Research projects - Dr. Sabine Liebenehm
Long-term effects of risk and time preferences on households’ welfare in emerging market economies
Economic theory suggests that risk aversion and time discounting should decline in wealth. As a conclusion, poorer households, especially in developing countries, are considered to be more risk averse and more impatient than wealthier households, which in turn lead the poorer to take management decisions that could perpetuate their lives in poverty. However, our understanding of the complex and dynamic interactions between risk and time preferences, risk management and poverty, especially in different dimensions of well-being, is still quite limited, because of data limitations and highly compartmentalized research methods.
This research project applies a holistic approach, where the dynamic interrelations between risk and time preferences, risk management and the multiple dimensions of poverty will be disentangled in order to derive longer-term prospects for sustainable development of rural households in transition economies.

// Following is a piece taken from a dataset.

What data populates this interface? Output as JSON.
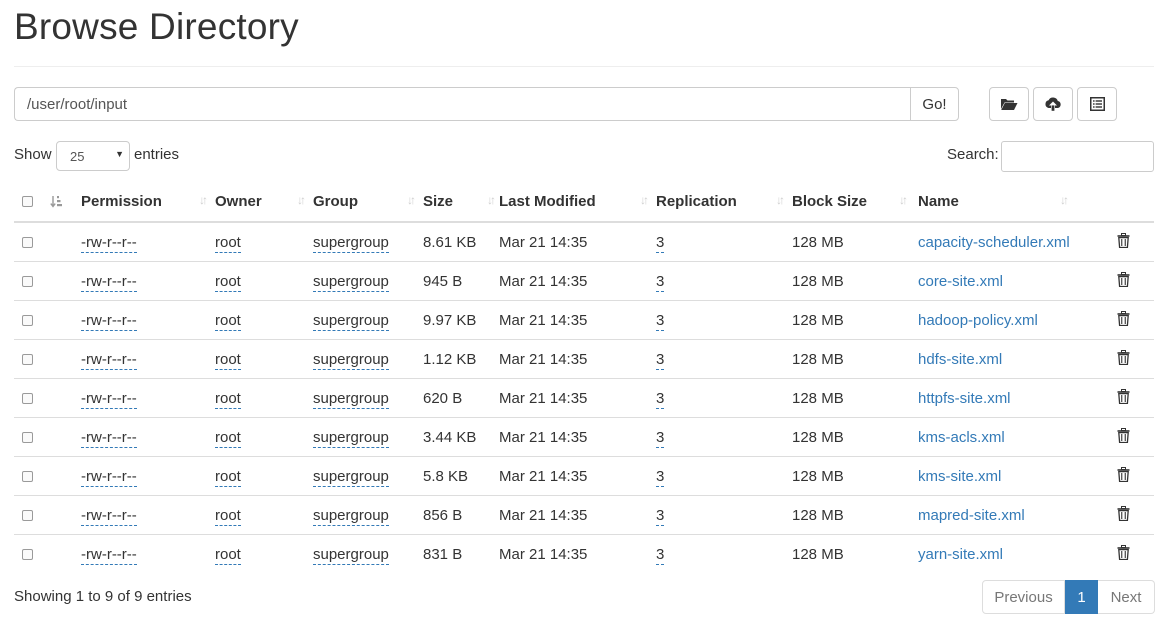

The emerging market economy of Thailand, which has seen a considerable decline in poverty but remains strongly vulnerable to adverse risks, is a suitable stage to effectively investigate the dynamic interactions between preferences, risk management and poverty.
The research project investigates these interactions by differentiating between two levels of risk management strategies, i.e. (i) risk management at the individual level such as diversifying income sources, and (ii) risk management at the group level such as sharing risks with other households in social networks. Drivers and impacts of risk management strategies at both levels are the objects of investigation. The investigation of drivers of risk management decisions will go beyond standard economic theory and incorporate alternative theories such as prospect theory and quasi-hyperbolic discounting. Among the impacts of risk management strategies, both monetary indicators and non-monetary indicators of well-being will be taken into account.
The empirical foundations for the research are built upon the existing long-term panel data set of approximately 2000 households from rural Thailand over 5 waves from 2007 to 2013 collected within the scope of the DFG-FOR 756 project. In the proposed research the existing data base will be complemented by economic field experiments to elicit risk and time preferences and by collecting information on households’ social networks. With the extended long-term panel database our understanding of the dynamic interlinkages between risk and time preferences, risk management and multidimensional poverty can be significantly improved.
Economics of African Animal Trypanosomosis (AAT) management strategies under risk and time preferences
African animal trypanosomosis (AAT) in cattle and the threat of widespread resistance to trypanocidal drugs, that has been the major input of disease control and prevention, are important production risks to resource-poor cattle farmers in smallholder crop-livestock production systems in the cotton belt of West Africa. Recent studies in that region underline the urgency to improve the understanding of drug resistance development and to find ways of its sustainable containment and prevention. The overall goal of this research is to analyze options that can lead to the sustainability of livestock production in spite of AAT and drug resistance. In this context the decision making behavior of farmers with regard to two factors, namely time preference and attitude towards risk plays an important role. These are two major variables affecting farmers’ input choice of disease control and prevention. Based on the simultaneous elicitation of these parameters by means of economic field experiments among a representative sample of farmers in Mali and Burkina Faso these information are applied to a bio-economic model suitable to compare disease control strategies.
The overall goal of this research is to analyze livestock disease control options that can ensure the sustainability of livestock dependent household systems in West Africa.
High degrees of risk-aversion and myopic behavior lower the willingness to adopt sustainable disease control strategies. Based on the recently collected data from the economic field experiments it is aimed to derive a better understanding of the currently suboptimal situation and to develop potential solutions. A bio-economic model will be developed that can capture the interactions between vector, host and farmers’ treatment decisions, and the resulting consequences on cattle productivity. In this respect a major question is the interaction between the epidemiological aspects of livestock disease management and the behavioral features of human decision making. The research project has two specific objectives, i.e.:
- Analyse the data on risk and time preferences as well as subjective probabilities that have been elicited by economic field experiments from January to February 2011.
- Assess the long-term productivity of AAT disease control strategies including trypanocides in a dynamic modeling framework.
This project is funded by DFG.